Adjustment to Record Investor Caps
Currently, under Section 12(g) of the Exchange Act, private funds domiciled in the United States must ensure that they do not have 500 or more investors of record as of the end of any fiscal year or else they become subject to certain public company reporting requirements. Under the JOBS Act, this threshold would be raised from 500 to 2000 record investors. This change should benefit larger funds that rely on the Section 3(c)(7) Investment Company Act exclusion noted above (funds relying on the 3(c)(1) exclusion are, of course, limited to 100 investors). Advisers to offshore private funds should note that the JOBS Act made no change to the rules under the Exchange Act regarding foreign issuers under Section 12(g), which currently impose public company reporting requirements on foreign domiciled funds with 300 or more U.S. resident investors as of the end of any fiscal year. It is possible, however, that the SEC may revise such rules in response to the change in threshold for U.S. domiciled entities described above.
Private fund advisers should review their fund documents, including subscription documents, to ensure that they are consistent with the changes effected by the JOBS Act.
1 Private fund advisers should note that the changes to the general advertising/solicitation requirements do not affect the "accredited investor" requirements of Rule 506.
2 Rule 506 also allows a limited number of non-accredited investors, although this provision is rarely utilized in the private fund space.
3 While the JOBS Act does not specifically amend the Investment Company Act, new Section 4(b) of the Securities Act provides that offers and sales under Rule 506 of Regulation D shall not be deemed public offerings under the Federal securities laws as a result of general advertising or general solicitation, which suggests that the treatment of Rule 506 compliant offerings as public offerings for purposes of the Sections 3(c)(1) and 3(c)(7) exclusions would be contrary to the plain meaning of the statute. See, e.g., STARS & STRIPES GNMA Funding Corp., SEC Staff No-Action Letter (December 19, 1985). The views expressed in this client alert are predicated on our belief that the SEC is likely to continue to interpret the non-public offering element of the Sections 3(c)(1) and 3(c)(7) exclusions in a manner that is similar to the interpretation of the non-public offering exemption for purposes of Rule 506 of Regulation D. Our belief is based on the fact that the JOBS Act will not change the 'non-public offering' provision of Sections 3(c)(1) and 3(c)(7) and that there do not appear to be any good policy reasons to require that this provision be interpreted differently from the interpretation of this provision for purposes of Rule 506. As we note below, however, the SEC or its staff could take a contrary view, and could issue a change of position that is at odds with the new flexible marketing requirements of Rule 506 once it is amended to comply with the mandate of the JOBS Act.

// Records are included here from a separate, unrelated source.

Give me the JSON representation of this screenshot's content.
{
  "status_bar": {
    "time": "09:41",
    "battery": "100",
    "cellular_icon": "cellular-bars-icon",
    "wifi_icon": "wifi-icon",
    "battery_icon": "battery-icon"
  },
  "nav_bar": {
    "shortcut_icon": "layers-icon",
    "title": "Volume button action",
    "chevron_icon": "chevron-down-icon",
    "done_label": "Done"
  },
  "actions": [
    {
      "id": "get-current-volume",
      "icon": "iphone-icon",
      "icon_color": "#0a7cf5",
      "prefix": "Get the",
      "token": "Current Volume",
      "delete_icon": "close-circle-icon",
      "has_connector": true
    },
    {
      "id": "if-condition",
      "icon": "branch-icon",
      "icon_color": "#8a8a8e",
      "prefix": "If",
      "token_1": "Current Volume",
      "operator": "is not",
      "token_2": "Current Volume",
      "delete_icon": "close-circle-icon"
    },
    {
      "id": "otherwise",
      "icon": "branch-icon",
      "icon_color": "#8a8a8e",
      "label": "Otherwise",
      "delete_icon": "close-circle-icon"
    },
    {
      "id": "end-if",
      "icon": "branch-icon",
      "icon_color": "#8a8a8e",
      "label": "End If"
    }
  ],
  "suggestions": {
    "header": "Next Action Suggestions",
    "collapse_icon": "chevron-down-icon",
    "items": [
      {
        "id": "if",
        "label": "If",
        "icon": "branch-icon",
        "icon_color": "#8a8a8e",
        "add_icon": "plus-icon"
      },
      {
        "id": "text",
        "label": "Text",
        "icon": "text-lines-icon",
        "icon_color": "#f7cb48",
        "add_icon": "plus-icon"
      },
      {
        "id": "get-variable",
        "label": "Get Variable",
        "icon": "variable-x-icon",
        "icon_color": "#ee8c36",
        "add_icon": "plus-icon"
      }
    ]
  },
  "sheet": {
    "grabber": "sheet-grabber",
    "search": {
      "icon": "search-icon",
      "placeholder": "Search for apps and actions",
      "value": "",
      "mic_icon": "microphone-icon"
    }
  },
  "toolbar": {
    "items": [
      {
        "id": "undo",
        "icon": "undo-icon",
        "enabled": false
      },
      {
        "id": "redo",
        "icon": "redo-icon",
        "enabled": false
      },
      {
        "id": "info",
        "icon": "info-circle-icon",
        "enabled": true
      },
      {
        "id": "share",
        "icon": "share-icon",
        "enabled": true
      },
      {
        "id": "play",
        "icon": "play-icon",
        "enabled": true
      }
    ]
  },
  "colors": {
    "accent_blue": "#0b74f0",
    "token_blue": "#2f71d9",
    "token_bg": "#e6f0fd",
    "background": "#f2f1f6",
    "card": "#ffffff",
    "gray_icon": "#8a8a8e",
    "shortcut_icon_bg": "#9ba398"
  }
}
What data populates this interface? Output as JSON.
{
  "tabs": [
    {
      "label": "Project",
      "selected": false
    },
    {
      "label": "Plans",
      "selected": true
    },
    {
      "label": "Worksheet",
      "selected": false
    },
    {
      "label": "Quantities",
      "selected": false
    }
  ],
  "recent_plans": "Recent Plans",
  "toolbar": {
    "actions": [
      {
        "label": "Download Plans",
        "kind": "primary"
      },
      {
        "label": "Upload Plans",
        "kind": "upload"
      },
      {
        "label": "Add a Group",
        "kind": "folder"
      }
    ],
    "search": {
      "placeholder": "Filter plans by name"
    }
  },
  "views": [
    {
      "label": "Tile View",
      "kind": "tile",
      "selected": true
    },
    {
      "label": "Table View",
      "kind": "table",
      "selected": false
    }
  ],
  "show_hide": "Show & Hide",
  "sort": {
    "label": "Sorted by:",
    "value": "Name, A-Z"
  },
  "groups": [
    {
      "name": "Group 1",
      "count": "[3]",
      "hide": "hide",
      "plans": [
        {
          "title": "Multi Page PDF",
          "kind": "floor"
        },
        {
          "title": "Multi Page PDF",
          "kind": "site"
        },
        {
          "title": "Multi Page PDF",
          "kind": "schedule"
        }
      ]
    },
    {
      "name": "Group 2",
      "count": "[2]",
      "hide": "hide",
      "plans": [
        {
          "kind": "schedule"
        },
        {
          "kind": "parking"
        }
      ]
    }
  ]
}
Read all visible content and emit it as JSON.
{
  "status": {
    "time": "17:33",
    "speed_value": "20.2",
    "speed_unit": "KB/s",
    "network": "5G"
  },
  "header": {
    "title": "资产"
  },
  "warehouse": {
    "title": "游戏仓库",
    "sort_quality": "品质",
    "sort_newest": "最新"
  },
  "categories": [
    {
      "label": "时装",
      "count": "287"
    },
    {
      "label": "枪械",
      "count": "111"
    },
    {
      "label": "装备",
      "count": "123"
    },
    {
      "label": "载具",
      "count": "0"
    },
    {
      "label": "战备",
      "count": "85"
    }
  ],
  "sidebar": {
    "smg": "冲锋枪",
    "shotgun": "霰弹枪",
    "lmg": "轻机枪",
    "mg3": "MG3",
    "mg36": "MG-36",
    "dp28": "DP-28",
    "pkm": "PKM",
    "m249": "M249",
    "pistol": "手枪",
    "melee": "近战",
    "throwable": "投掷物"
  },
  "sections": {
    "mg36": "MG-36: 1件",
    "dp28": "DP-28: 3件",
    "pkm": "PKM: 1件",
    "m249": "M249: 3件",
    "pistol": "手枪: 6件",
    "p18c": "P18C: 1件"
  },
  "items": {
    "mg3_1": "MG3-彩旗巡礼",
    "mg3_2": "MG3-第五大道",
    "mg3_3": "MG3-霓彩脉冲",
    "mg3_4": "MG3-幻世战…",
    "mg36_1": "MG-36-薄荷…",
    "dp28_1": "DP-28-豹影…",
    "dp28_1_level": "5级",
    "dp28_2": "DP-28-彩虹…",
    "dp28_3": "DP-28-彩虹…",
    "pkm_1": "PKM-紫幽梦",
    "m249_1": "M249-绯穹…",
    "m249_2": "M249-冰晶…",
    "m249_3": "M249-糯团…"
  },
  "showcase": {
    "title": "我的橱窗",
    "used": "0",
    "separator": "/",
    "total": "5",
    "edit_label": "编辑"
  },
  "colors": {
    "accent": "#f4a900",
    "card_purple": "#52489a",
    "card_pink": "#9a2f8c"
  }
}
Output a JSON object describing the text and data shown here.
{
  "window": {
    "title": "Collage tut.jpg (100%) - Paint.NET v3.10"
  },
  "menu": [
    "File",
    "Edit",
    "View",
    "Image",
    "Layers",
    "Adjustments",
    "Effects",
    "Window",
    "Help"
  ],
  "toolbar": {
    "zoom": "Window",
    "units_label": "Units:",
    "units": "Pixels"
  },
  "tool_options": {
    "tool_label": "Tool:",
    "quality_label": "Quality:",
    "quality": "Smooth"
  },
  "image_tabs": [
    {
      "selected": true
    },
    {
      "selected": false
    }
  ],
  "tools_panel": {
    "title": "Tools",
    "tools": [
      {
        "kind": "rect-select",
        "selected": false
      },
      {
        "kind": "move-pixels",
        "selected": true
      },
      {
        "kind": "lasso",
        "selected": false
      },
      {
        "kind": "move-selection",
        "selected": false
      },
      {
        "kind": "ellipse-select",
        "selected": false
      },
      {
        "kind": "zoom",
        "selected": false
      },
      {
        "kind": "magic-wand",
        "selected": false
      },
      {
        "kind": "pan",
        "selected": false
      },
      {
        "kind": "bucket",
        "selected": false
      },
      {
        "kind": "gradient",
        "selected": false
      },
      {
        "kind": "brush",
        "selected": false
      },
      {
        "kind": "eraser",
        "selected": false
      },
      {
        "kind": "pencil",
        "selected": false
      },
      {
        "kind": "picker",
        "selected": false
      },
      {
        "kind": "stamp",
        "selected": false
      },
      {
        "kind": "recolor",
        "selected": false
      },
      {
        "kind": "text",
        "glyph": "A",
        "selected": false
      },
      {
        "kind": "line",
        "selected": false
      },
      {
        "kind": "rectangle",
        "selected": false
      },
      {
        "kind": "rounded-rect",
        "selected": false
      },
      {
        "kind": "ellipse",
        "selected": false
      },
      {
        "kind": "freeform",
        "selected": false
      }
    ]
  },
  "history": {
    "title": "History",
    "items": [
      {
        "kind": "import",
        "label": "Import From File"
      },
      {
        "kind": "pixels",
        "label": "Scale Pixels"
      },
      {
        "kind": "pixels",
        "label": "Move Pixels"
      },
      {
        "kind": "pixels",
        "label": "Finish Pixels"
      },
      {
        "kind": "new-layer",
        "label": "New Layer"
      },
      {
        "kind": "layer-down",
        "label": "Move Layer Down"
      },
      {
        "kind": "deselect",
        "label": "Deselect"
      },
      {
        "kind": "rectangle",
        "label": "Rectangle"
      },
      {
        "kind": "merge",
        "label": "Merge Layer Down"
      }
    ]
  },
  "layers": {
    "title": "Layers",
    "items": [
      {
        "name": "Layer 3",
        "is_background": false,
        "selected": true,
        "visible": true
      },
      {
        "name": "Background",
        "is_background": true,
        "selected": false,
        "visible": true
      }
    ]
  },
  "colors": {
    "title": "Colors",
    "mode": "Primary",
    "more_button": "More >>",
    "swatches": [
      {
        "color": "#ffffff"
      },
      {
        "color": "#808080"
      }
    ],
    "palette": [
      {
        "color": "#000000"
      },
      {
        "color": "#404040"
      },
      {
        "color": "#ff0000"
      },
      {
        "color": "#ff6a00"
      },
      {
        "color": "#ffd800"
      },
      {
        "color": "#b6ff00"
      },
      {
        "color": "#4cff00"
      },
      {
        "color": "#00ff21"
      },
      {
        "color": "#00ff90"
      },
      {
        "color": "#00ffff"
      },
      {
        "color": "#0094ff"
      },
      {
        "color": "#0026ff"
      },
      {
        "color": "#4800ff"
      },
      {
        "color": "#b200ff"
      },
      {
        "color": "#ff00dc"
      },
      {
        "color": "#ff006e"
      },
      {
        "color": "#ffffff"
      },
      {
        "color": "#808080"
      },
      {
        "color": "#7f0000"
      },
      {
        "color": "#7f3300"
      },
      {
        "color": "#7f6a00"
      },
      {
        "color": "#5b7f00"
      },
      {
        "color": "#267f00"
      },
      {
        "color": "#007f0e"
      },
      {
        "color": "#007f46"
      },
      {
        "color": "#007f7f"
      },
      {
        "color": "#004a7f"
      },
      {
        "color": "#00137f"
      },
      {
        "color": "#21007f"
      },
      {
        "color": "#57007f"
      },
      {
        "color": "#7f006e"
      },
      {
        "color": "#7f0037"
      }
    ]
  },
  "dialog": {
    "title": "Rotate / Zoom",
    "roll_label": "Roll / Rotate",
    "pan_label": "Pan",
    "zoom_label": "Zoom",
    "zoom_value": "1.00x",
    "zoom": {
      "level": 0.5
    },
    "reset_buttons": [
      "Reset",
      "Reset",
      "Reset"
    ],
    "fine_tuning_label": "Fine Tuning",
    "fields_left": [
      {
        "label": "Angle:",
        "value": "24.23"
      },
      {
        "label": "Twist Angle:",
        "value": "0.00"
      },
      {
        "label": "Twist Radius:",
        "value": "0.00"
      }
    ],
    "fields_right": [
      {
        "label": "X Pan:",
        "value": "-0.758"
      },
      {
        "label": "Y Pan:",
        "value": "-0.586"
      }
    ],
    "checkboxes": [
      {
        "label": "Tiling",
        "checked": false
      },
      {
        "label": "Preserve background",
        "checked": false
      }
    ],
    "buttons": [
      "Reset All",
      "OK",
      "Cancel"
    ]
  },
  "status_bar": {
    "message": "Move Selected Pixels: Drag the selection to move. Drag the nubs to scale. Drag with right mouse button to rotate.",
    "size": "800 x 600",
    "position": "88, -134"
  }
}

4 Generally, a private fund or its agent is required to have a substantive, pre-existing relationship with a prospective investor before an offer to invest in the fund may be made to this investor. This applies particularly for prospective investors that are individuals or small institutions.
5 The JOBS Act also directs the SEC to remove similar restrictions with respect to Rule 144A offerings.
The content of this article does not constitute legal advice and should not be relied on in that way. Specific advice should be sought about your specific circumstances.